• _YOUR OBJECTIVE_:
For the word "price", count the lines of the records that hold it, and give only that number.

• _MATERIAL PROVIDED_:

[Start of section]

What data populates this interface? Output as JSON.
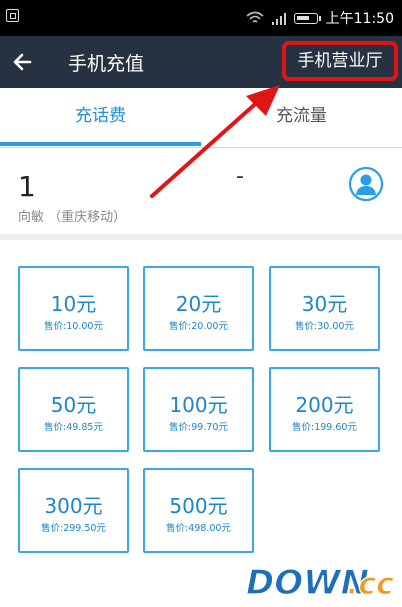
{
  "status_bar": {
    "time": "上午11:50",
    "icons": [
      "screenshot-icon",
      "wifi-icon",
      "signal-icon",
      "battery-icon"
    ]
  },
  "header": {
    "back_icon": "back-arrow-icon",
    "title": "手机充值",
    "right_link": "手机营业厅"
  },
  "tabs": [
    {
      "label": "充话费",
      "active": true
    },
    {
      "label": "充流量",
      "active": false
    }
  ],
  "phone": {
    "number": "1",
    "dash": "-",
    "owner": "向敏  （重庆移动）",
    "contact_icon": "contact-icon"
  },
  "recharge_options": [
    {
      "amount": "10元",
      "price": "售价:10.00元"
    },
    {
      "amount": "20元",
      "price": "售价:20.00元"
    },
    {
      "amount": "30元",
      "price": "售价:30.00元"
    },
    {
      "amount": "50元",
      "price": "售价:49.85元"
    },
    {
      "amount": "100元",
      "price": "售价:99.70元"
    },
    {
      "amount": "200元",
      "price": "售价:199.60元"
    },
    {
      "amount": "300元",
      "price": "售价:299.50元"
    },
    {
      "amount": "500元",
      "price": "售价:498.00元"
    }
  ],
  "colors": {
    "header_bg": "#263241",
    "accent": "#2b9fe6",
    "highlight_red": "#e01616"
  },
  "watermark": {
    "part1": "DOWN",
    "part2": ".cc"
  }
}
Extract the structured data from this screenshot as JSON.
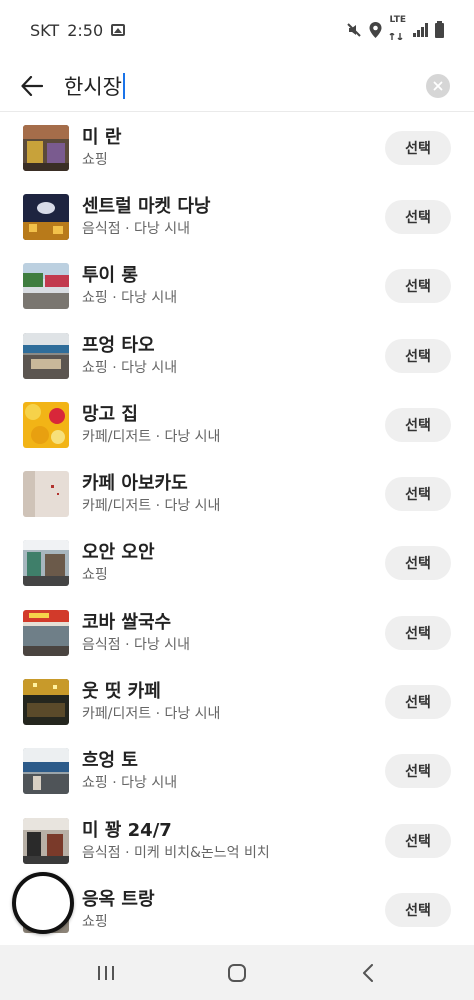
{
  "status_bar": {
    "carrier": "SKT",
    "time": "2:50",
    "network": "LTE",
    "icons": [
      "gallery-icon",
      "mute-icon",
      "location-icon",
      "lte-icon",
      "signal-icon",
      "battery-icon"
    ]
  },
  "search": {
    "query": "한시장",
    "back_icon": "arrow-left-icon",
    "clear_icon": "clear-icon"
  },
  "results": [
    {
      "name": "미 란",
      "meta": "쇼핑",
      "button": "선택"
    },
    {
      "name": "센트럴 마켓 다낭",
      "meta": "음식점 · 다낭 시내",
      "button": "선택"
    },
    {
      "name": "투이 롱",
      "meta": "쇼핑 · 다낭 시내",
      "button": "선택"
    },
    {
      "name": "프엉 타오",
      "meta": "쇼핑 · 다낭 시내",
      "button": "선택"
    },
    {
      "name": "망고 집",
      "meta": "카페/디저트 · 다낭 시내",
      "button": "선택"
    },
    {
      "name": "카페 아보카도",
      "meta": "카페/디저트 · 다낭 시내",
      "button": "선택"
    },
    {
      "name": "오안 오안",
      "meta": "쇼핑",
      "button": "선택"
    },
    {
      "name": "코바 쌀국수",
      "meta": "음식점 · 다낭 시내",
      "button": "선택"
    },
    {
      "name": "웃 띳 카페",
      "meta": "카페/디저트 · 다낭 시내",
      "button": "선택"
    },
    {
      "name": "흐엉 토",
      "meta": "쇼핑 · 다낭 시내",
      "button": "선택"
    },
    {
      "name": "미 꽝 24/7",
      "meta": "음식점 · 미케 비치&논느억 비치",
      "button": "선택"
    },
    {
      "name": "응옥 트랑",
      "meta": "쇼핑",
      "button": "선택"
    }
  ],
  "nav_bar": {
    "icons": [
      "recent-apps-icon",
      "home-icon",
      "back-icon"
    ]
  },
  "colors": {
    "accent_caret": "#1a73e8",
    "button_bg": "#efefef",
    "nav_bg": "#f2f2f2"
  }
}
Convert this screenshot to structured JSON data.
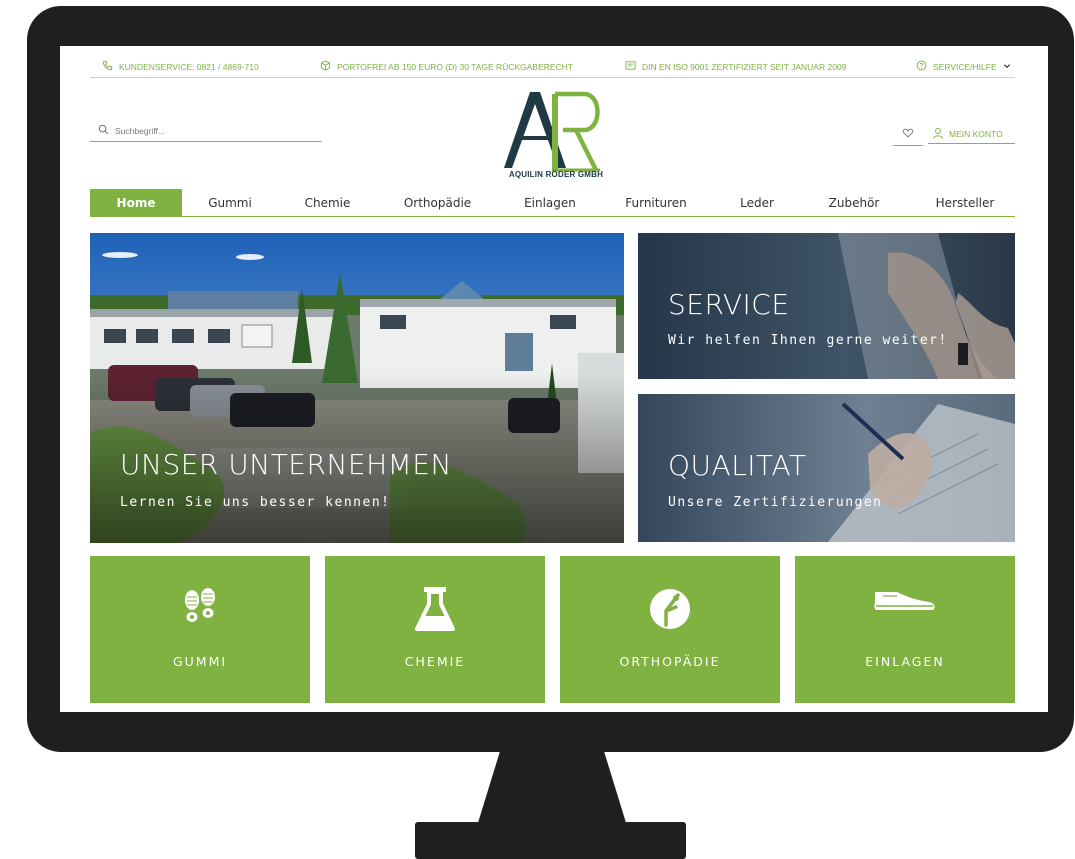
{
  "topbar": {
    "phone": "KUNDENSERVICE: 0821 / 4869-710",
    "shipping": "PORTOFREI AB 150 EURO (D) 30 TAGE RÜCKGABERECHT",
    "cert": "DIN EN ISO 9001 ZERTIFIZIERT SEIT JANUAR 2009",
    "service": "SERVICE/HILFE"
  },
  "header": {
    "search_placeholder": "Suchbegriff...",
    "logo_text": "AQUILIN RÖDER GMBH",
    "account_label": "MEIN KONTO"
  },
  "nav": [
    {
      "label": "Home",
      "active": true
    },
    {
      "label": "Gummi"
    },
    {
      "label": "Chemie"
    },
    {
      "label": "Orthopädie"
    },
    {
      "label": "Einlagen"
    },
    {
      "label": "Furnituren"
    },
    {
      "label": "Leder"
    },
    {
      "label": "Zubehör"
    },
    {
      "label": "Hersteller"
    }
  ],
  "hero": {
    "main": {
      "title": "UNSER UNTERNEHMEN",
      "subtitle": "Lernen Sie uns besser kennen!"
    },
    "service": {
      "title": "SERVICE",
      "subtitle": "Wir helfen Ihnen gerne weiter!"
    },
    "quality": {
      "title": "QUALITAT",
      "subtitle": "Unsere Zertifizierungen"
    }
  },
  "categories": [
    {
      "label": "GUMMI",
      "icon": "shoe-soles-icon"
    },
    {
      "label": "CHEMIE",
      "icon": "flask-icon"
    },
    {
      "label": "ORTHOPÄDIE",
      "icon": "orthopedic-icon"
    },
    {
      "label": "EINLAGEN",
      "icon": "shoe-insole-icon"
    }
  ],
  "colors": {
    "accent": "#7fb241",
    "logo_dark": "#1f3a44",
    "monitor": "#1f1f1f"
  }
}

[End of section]
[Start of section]

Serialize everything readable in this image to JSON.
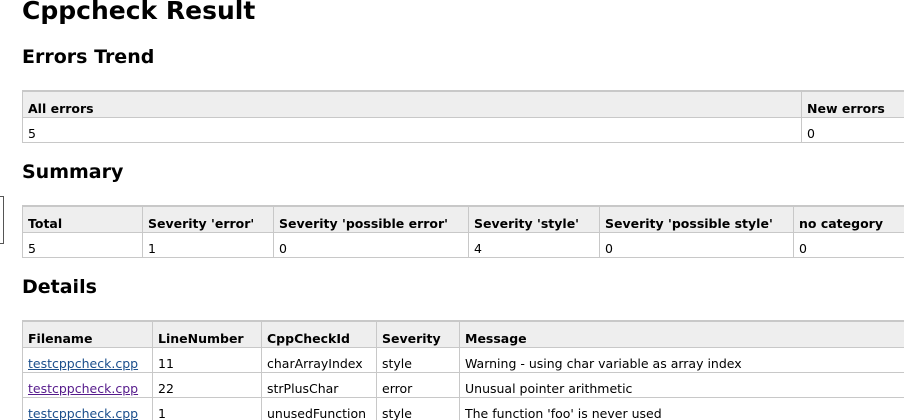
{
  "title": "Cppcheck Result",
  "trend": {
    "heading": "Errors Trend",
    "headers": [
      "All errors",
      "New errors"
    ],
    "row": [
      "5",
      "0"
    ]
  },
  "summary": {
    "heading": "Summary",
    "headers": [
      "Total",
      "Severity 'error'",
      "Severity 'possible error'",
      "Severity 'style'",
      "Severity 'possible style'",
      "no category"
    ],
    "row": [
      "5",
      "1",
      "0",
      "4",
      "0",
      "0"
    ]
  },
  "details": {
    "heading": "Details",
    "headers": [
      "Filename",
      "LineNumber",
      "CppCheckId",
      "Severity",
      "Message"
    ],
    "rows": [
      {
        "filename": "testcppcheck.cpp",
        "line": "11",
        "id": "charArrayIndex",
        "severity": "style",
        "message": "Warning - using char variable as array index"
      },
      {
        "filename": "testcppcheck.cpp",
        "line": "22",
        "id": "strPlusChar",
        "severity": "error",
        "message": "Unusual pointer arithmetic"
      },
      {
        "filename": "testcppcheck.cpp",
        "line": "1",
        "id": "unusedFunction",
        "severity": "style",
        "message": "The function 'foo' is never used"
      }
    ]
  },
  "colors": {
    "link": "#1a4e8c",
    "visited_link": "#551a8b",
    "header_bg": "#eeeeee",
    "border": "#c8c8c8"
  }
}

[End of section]

• _RESPONSE_:
8